The final design of any automobile destined for mainstream consumption is a truly collective effort, one that goes through various stages of development before you see the finished product in car showrooms. Naturally, the same applies to every generation of the Mustang.
We looked into Ford’s archive and sorted out a plethora of images from the clay studies, sketches, rolling prototypes and concepts that played a smaller or a bigger role in the formation of the first five iterations of the series, from the original to the current S-197 codenamed model that will be replaced next year by the 2015 Mustang.
Every picture tells a story. For example, did you know that when GM released the Corvette C2 with the now famous split rear window in 1963, Ford toyed around with the same idea for its Mustang coupe that was born the following year?
Well, as you can see from this rare picture, the Blue Oval’s designers built a fastback clay prototype featuring a split-rear window, but the styling feature never made it into production.
Another interesting prototype from the development phase of the first generation Mustang (1964–1973) was the so-called “Allegro” study built in 1962 from a design team led by Gene Bordinat. Ford recalls: “While the production 1965 Mustang was a very different car in almost every visual detail from Allegro, the design study established the basic proportions that would define most Mustangs for the next five decades.
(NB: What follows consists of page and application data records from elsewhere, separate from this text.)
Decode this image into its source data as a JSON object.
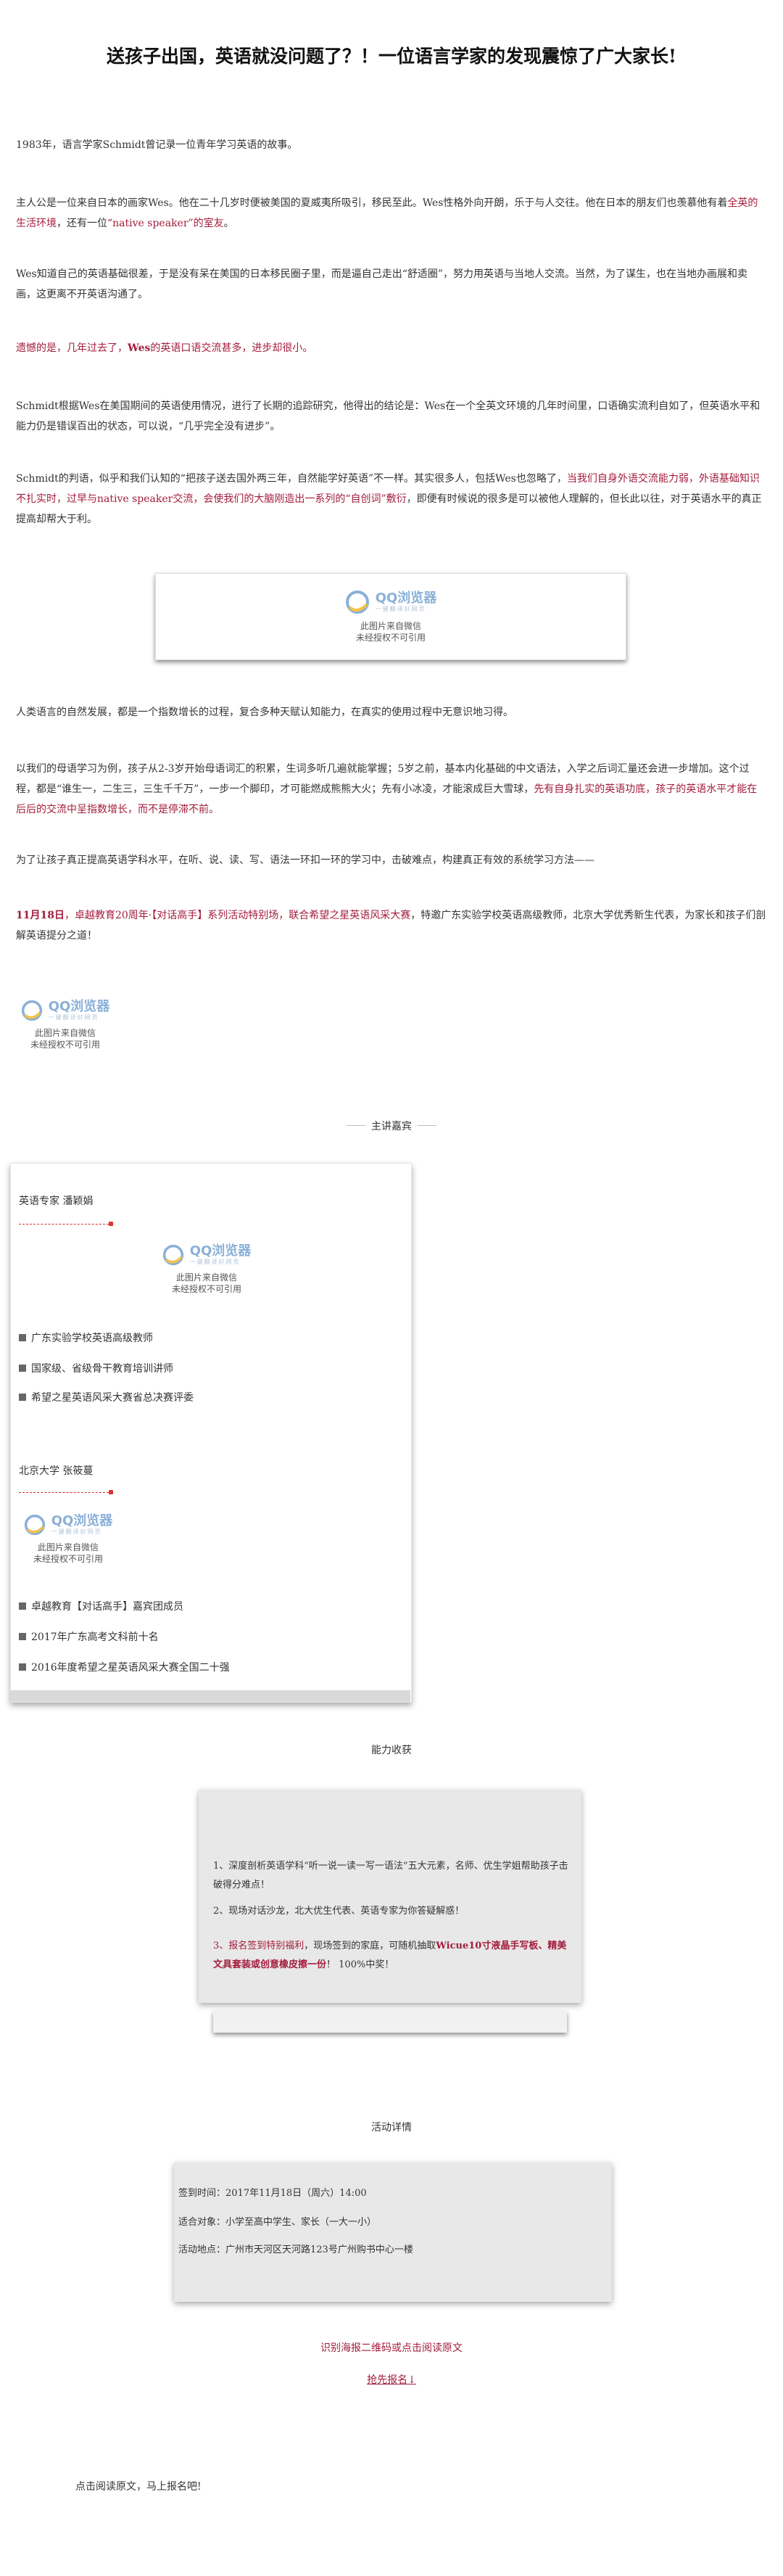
{
  "title": "送孩子出国，英语就没问题了？！一位语言学家的发现震惊了广大家长!",
  "p1": "1983年，语言学家Schmidt曾记录一位青年学习英语的故事。",
  "p2": {
    "a": "主人公是一位来自日本的画家Wes。他在二十几岁时便被美国的夏威夷所吸引，移民至此。Wes性格外向开朗，乐于与人交往。他在日本的朋友们也羡慕他有着",
    "b": "全英的生活环境",
    "c": "，还有一位",
    "d": "“native speaker”的室友",
    "e": "。"
  },
  "p3": "Wes知道自己的英语基础很差，于是没有呆在美国的日本移民圈子里，而是逼自己走出“舒适圈”，努力用英语与当地人交流。当然，为了谋生，也在当地办画展和卖画，这更离不开英语沟通了。",
  "p4": {
    "a": "遗憾的是，几年过去了，",
    "b": "Wes",
    "c": "的英语口语交流甚多，进步却很小。"
  },
  "p5": "Schmidt根据Wes在美国期间的英语使用情况，进行了长期的追踪研究，他得出的结论是：Wes在一个全英文环境的几年时间里，口语确实流利自如了，但英语水平和能力仍是错误百出的状态，可以说，“几乎完全没有进步”。",
  "p6": {
    "a": "Schmidt的判语，似乎和我们认知的“把孩子送去国外两三年，自然能学好英语”不一样。其实很多人，包括Wes也忽略了，",
    "b": "当我们自身外语交流能力弱，外语基础知识不扎实时，过早与native  speaker交流，会使我们的大脑刚造出一系列的“自创词”敷衍",
    "c": "，即便有时候说的很多是可以被他人理解的，但长此以往，对于英语水平的真正提高却帮大于利。"
  },
  "img_caption_1": "此图片来自微信",
  "img_caption_2": "未经授权不可引用",
  "img_brand": "QQ浏览器",
  "img_brand_sub": "一键翻译好网页",
  "p7": "人类语言的自然发展，都是一个指数增长的过程，复合多种天赋认知能力，在真实的使用过程中无意识地习得。",
  "p8": {
    "a": "以我们的母语学习为例，孩子从2-3岁开始母语词汇的积累，生词多听几遍就能掌握；5岁之前，基本内化基础的中文语法，入学之后词汇量还会进一步增加。这个过程，都是“谁生一，二生三，三生千千万”，一步一个脚印，才可能燃成熊熊大火；先有小冰凌，才能滚成巨大雪球，",
    "b": "先有自身扎实的英语功底，孩子的英语水平才能在后后的交流中呈指数增长，而不是停滞不前。"
  },
  "p9": "为了让孩子真正提高英语学科水平，在听、说、读、写、语法一环扣一环的学习中，击破难点，构建真正有效的系统学习方法——",
  "p10": {
    "a": "11月18日",
    "b": "，卓越教育20周年·【对话高手】系列活动特别场，联合希望之星英语风采大赛",
    "c": "，特邀广东实验学校英语高级教师，北京大学优秀新生代表，为家长和孩子们剖解英语提分之道！"
  },
  "section_speakers": "主讲嘉宾",
  "speaker1": {
    "name": "英语专家 潘颖娟",
    "items": [
      "广东实验学校英语高级教师",
      "国家级、省级骨干教育培训讲师",
      "希望之星英语风采大赛省总决赛评委"
    ]
  },
  "speaker2": {
    "name": "北京大学 张筱蔓",
    "items": [
      "卓越教育【对话高手】嘉宾团成员",
      "2017年广东高考文科前十名",
      "2016年度希望之星英语风采大赛全国二十强"
    ]
  },
  "section_gain": "能力收获",
  "gain": {
    "item1": "1、深度剖析英语学科“听一说一读一写一语法”五大元素，名师、优生学姐帮助孩子击破得分难点！",
    "item2": "2、现场对话沙龙，北大优生代表、英语专家为你答疑解惑！",
    "item3a": "3、报名签到特别福利",
    "item3b": "，现场签到的家庭，可随机抽取",
    "item3c": "Wicue10寸液晶手写板、精美文具套装或创意橡皮擦一份",
    "item3d": "！ 100%中奖！"
  },
  "section_detail": "活动详情",
  "detail": {
    "time": "签到时间：2017年11月18日（周六）14:00",
    "audience": "适合对象：小学至高中学生、家长（一大一小）",
    "place": "活动地点：广州市天河区天河路123号广州购书中心一楼"
  },
  "cta_text": "识别海报二维码或点击阅读原文",
  "cta_link": "抢先报名↓",
  "footer": "点击阅读原文，马上报名吧!"
}
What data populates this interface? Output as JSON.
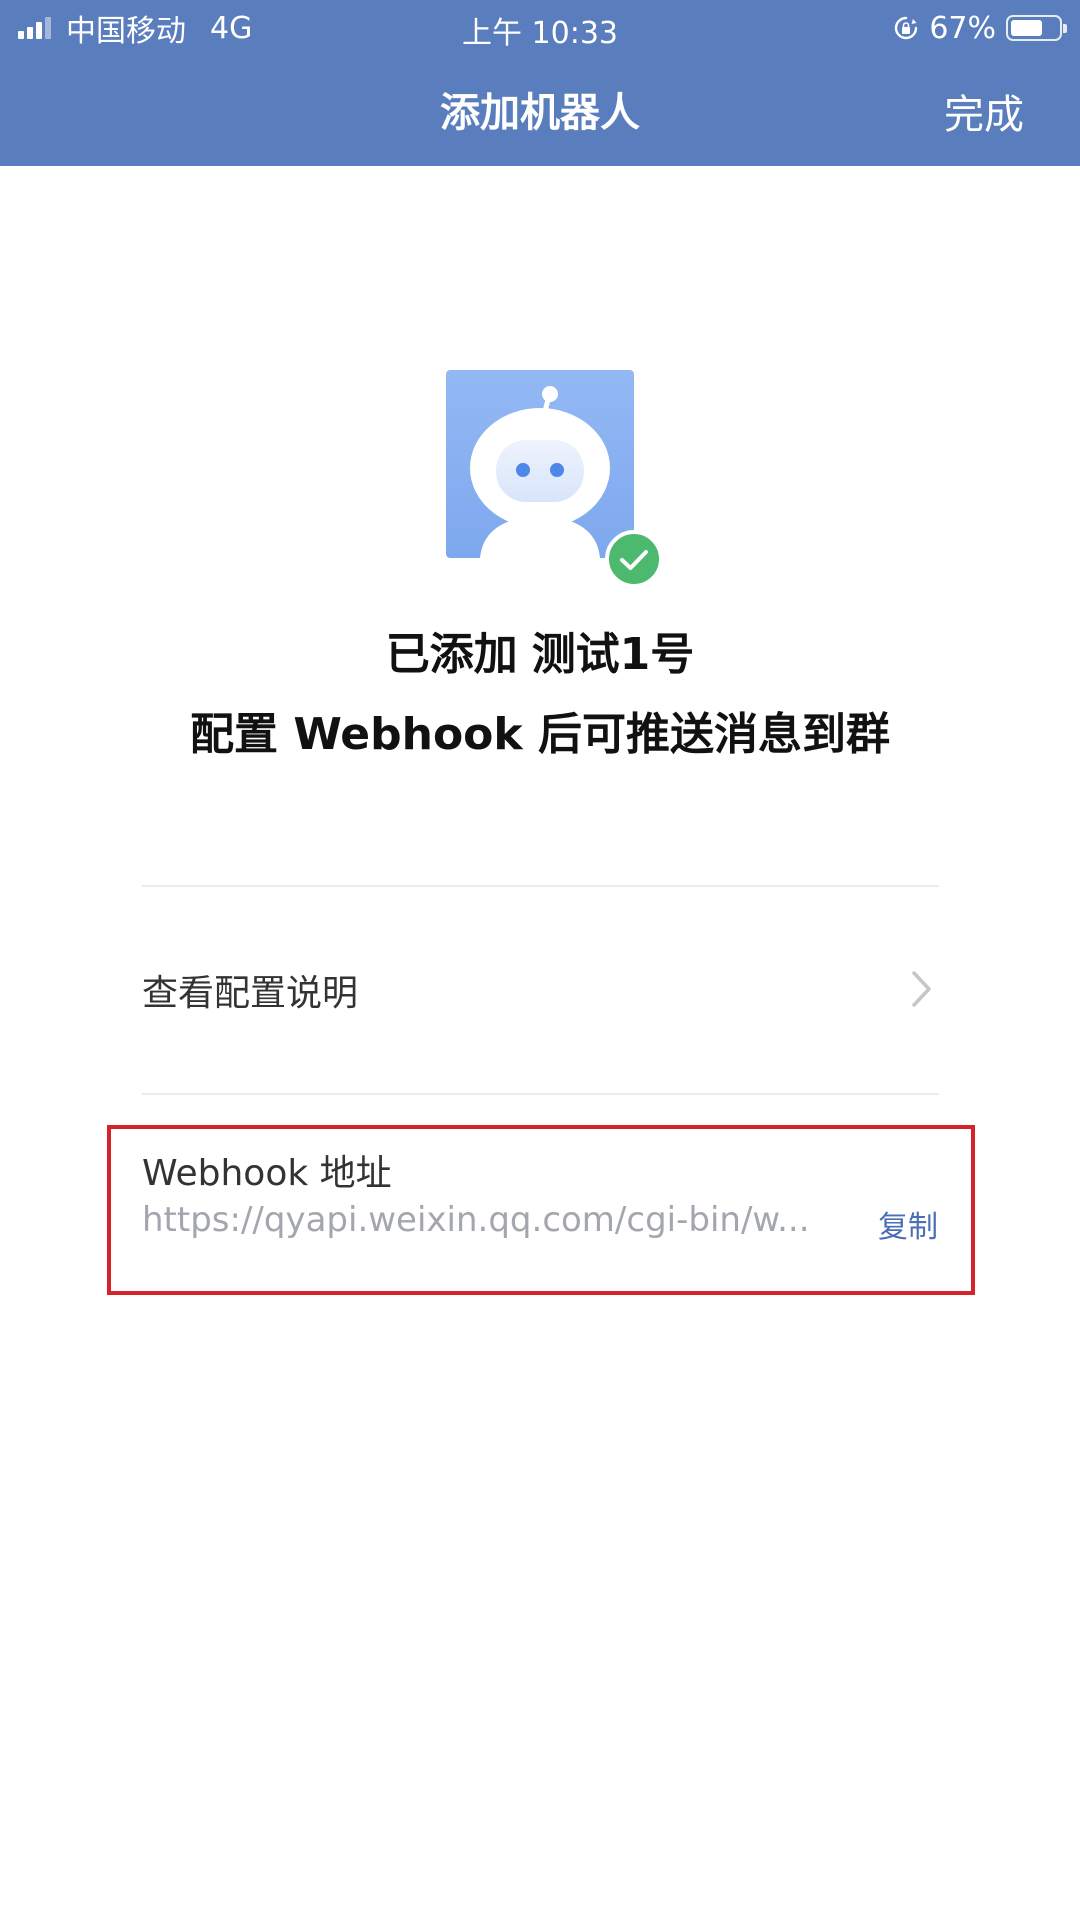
{
  "status_bar": {
    "carrier": "中国移动",
    "network": "4G",
    "time": "上午 10:33",
    "battery": "67%",
    "battery_level": 0.67
  },
  "nav": {
    "title": "添加机器人",
    "done_label": "完成"
  },
  "robot": {
    "added_prefix": "已添加",
    "name": "测试1号",
    "subtitle": "配置 Webhook 后可推送消息到群"
  },
  "config_row": {
    "label": "查看配置说明"
  },
  "webhook": {
    "title": "Webhook 地址",
    "url": "https://qyapi.weixin.qq.com/cgi-bin/w...",
    "copy_label": "复制"
  },
  "colors": {
    "nav_background": "#5a7dbd",
    "highlight_border": "#d6232b",
    "link": "#4a6fb5",
    "success": "#4cb96f",
    "avatar_background": "#8fb5f2"
  },
  "icons": {
    "signal": "signal-icon",
    "rotation_lock": "rotation-lock-icon",
    "battery": "battery-icon",
    "robot": "robot-avatar-icon",
    "check": "check-badge-icon",
    "chevron": "chevron-right-icon"
  }
}
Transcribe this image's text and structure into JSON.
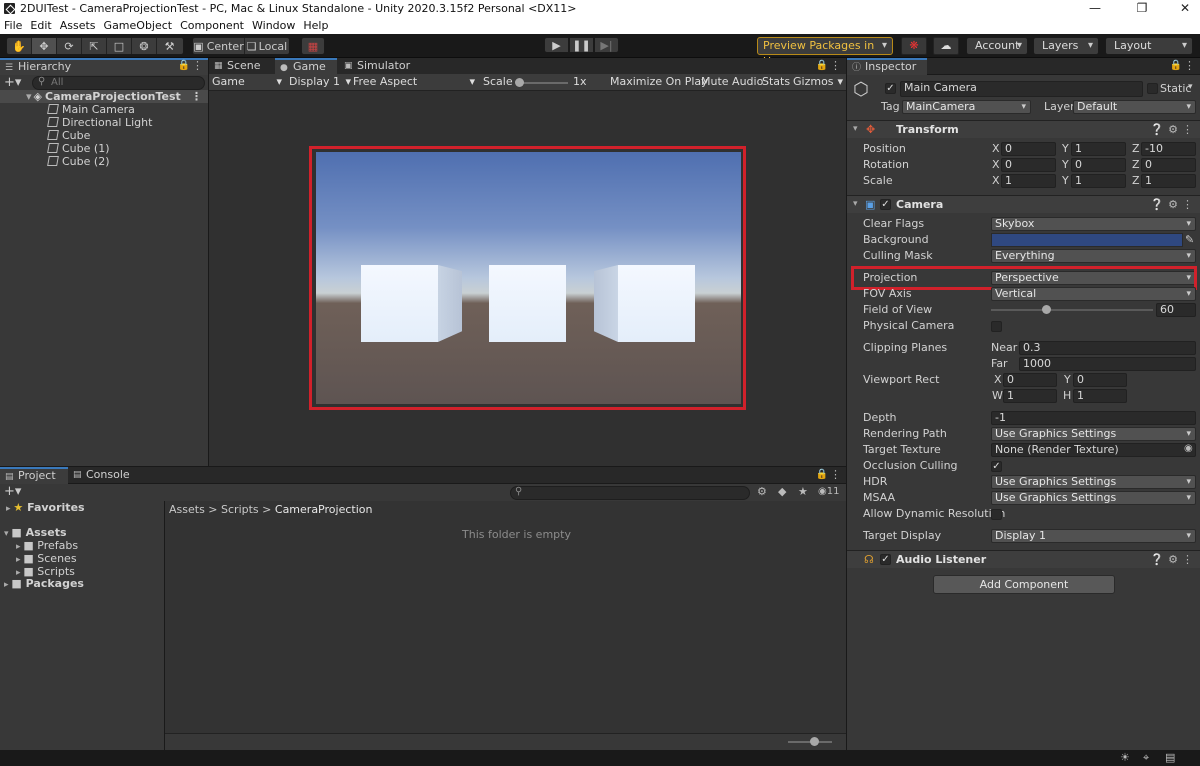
{
  "window": {
    "title": "2DUITest - CameraProjectionTest - PC, Mac & Linux Standalone - Unity 2020.3.15f2 Personal <DX11>"
  },
  "menu": [
    "File",
    "Edit",
    "Assets",
    "GameObject",
    "Component",
    "Window",
    "Help"
  ],
  "toolbar": {
    "pivot": "Center",
    "space": "Local",
    "preview_packages": "Preview Packages in Use",
    "account": "Account",
    "layers": "Layers",
    "layout": "Layout"
  },
  "hierarchy": {
    "tab": "Hierarchy",
    "search_placeholder": "All",
    "scene": "CameraProjectionTest",
    "items": [
      "Main Camera",
      "Directional Light",
      "Cube",
      "Cube (1)",
      "Cube (2)"
    ]
  },
  "game": {
    "tabs": [
      "Scene",
      "Game",
      "Simulator"
    ],
    "display_mode": "Game",
    "display": "Display 1",
    "aspect": "Free Aspect",
    "scale_label": "Scale",
    "scale_value": "1x",
    "maximize": "Maximize On Play",
    "mute": "Mute Audio",
    "stats": "Stats",
    "gizmos": "Gizmos"
  },
  "project": {
    "tabs": [
      "Project",
      "Console"
    ],
    "favorites": "Favorites",
    "assets": "Assets",
    "folders": [
      "Prefabs",
      "Scenes",
      "Scripts"
    ],
    "packages": "Packages",
    "breadcrumb": [
      "Assets",
      "Scripts",
      "CameraProjection"
    ],
    "empty_msg": "This folder is empty",
    "hidden_count": "11"
  },
  "inspector": {
    "tab": "Inspector",
    "object_name": "Main Camera",
    "static": "Static",
    "tag_label": "Tag",
    "tag": "MainCamera",
    "layer_label": "Layer",
    "layer": "Default",
    "transform": {
      "title": "Transform",
      "position_label": "Position",
      "position": [
        "0",
        "1",
        "-10"
      ],
      "rotation_label": "Rotation",
      "rotation": [
        "0",
        "0",
        "0"
      ],
      "scale_label": "Scale",
      "scale": [
        "1",
        "1",
        "1"
      ]
    },
    "camera": {
      "title": "Camera",
      "clear_flags_label": "Clear Flags",
      "clear_flags": "Skybox",
      "background_label": "Background",
      "background_color": "#2f4880",
      "culling_mask_label": "Culling Mask",
      "culling_mask": "Everything",
      "projection_label": "Projection",
      "projection": "Perspective",
      "fov_axis_label": "FOV Axis",
      "fov_axis": "Vertical",
      "fov_label": "Field of View",
      "fov": "60",
      "physical_label": "Physical Camera",
      "clipping_label": "Clipping Planes",
      "near_label": "Near",
      "near": "0.3",
      "far_label": "Far",
      "far": "1000",
      "viewport_label": "Viewport Rect",
      "vx": "0",
      "vy": "0",
      "vw": "1",
      "vh": "1",
      "depth_label": "Depth",
      "depth": "-1",
      "rendering_path_label": "Rendering Path",
      "rendering_path": "Use Graphics Settings",
      "target_texture_label": "Target Texture",
      "target_texture": "None (Render Texture)",
      "occlusion_label": "Occlusion Culling",
      "hdr_label": "HDR",
      "hdr": "Use Graphics Settings",
      "msaa_label": "MSAA",
      "msaa": "Use Graphics Settings",
      "dynres_label": "Allow Dynamic Resolution",
      "target_display_label": "Target Display",
      "target_display": "Display 1"
    },
    "audio_listener": "Audio Listener",
    "add_component": "Add Component"
  },
  "colors": {
    "highlight": "#d1212b",
    "accent": "#3a79bb"
  }
}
The notchback coupe had the same long-hood, short-deck layout with a compact greenhouse that would roll out of the Rouge factory two years later.”
It might have been a reasonable move on Ford’s behalf, given the 1973 oil crisis and the downsizing trend that was sweeping the industry, but the second generation Mustang (1973-1978) that was loosely based on the underpinnings of the subcompact Pinto, is one of the least loved Mustangs today.
At some point, though, during the early stages of the Mustang II program, Ford did look into keeping the larger 1971-to-1973 platform with a completely new design, a prototype of which is pictured here. “This particular proposal was built on the 109-inch wheelbase, but aside from the galloping pony badge on the grille, almost nothing about it says Mustang,” says Ford.
The same can be said about the two prototype proposals for a fastback and a hardtop Mustang commissioned from the Ford-owned Ghia design studio in Italy. Too bad the only styling elements from the wedge-shaped 1971 Ghia Mustang II study that made it into the production car were the molded-in faux side scoops. Even today, it looks pretty neat.
In 1979, Ford released the third iteration of the Mustang based on the longer Fox platform, which remained in production until 1993. Again, the Detroit carmaker’s designers experimented with various ideas, including a three-door, shooting brake-like wagon concept in 1976 with what appears to be…faux wood paneling on the sides.
In the same year, there was a notchback proposal with a sharper looking treatment for the front end and hood, supposedly reminiscent of earlier GT350 and GT500 cars.
Before the introduction of the fourth generation Mustang (1994–2004) that ended up being rear-wheel drive (as all models of the series), Ford’s people contemplated switching to a front-wheel drive (FWD) layout. In fact, they even commissioned the design of the only full-size clay concept for a FWD Mustang. It’s worth noting that the Blue Oval’s designers made a clever/cheeky change to one specific element of the car to separate it from its RWD stable-mates; can you spot what it is from this picture?
Another concept for the Mk4 proposed a slippery shape with a lift-off panel to make the rear seat more accommodating for rear-seat passengers. Now, where you’d place/store that removable panel, is another (non-practical) story.
In the minds of most Mustang fans, the fifth generation model (2005-2014), codenamed S-197, with its retro-inspired design that echoes the fastback Mustang models of the late-1960s, is the best version of the series after the original – not counting the new one, of course, as we still need time to digest it.
Going retro may have won the hearts of Ford execs, but designers had offered alternative proposals as well, like this early sketch with a very cab-forward-like layout and a steeply sloping hood. For the final design, Ford went through a number of rolling prototypes and paper and computer renderings, each recommending a different styling angle.
As we said in the beginning of this piece, each photo you see below in our collection from Ford’s archive has its own story, many of which deserve a separate mention, but for the sake of time, we’ve included all of them in a single gallery. If you’d like us to tell you more about a specific model, just hit us up in the comments and we’ll do our best to find out and share any available details we may have.
By John Halas